Mendez said that he managed to touch her groin, but he couldn’t get past there because she got up, said goodbye to his wife and left. She never reported it because she didn’t believe she had enough legal basis, she says now.
“I was very young, I had no clue, and I normalized many of the things that happened in GuanaRed,” she said. Like her, several people interviewed describe in a positive way the talk of love between members of the network, the festive atmosphere, the explosion of theaters and poets. But on some occasions, Fresia Camacho said, that same environment lent itself to “confusions.”
“We toured, we formed clubs, there was a festive atmosphere, we began to see that there was confusion and that the festive atmosphere lent itself to that confusion, and therefore we had to set clear limits,” she related.
Mendez is not the only one who says she was molested. Another accuser said that he touched her rear end when he hugged her, but she pushed him and it did not go farther.
Peggy Chamorro is a psychologist. She knew Olman through the university and the social ministry of Liberia. According to her account, one day after a cultural club, she invited him to sleep in her living room. Her roommate was very open and didn’t mind having visitors. In fact, when they pulled the mattress out, Peggy’s roommate told Briceño, “There’s a draft there, put the mattress in the room,” Peggy recalled.
“The next day, my friend came out of her room and was super upset crying.” She told her that Olman climbed into bed with her at dawn and started touching her. She told him to get down, he pretended he was half asleep and she couldn’t sleep or move the rest of the night, until she heard Peggy come out of her room.
“I threw him out onto the street” Peggy recalled.
Paulina, who told the story of what she considers rape, said that what happened in 2009 marked her for the rest of her life.
She said that Olman looked for her several times after what happened. “He told me to come back, that the network was unprotected, that it needed my energy.” Then, according to her, he accused her of being irresponsible for not returning and compared her to Mendez, another of the accusers. “He told me: ‘You are just like Mendez. You are irresponsible. Mendez came, things were assigned to her and then she disappeared.’ And it made me feel awful because I loved the network.”
The last time he contacted her, she threatened to call his wife and tell her everything and also to report him. He disappeared, said Paulina. But she never reported him.
When she tried to explain why she hasn’t reported it, she broke down and started crying. “It would break my mother’s heart,” she said. She said that she was always willing to prevent it from happening to other women. When she saw him in some friend’s publications, she told them to please be careful.
Recently, she sent Fresia the full account of what happened to her, a conversation of which The Voice has a copy.
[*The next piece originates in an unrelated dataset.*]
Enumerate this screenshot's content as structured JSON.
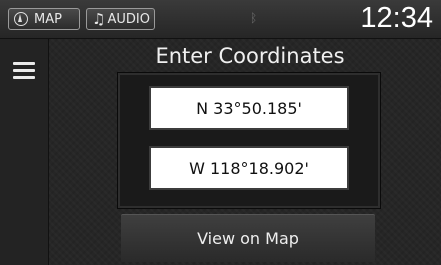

Fresia regrets not having understood the seriousness of things. “When she spoke to me a little while ago about what all this had meant for her, I told her, ‘Honestly I feel super bad, if I had known the level of severity… we should have acted at that moment by filing a criminal complaint and everything. At that time I did not evaluate it that way.”
Paulina’s wounds have been healing little by little, but they still hurt. She says she is sure that her story would have been different if she had not undergone the abuse that forced her to distance herself from GuanaRed.
“Now things are different and I don’t regret anything. But at that time I was very active, I really worked hard at GuanaRed and I was very excited about studying, all with the hope that I would graduate from the university and return to GuanaRed because I saw my future there. There I had developed my life plan.”
*At The Voice we are committed to giving volume to the voice of people who have no other tools to act. If you know cases of sexual violence or abuse of power, you can contact our newsroom at 2685-4474, WhatsApp: (+506)8470-2648 or email firstname.lastname@example.org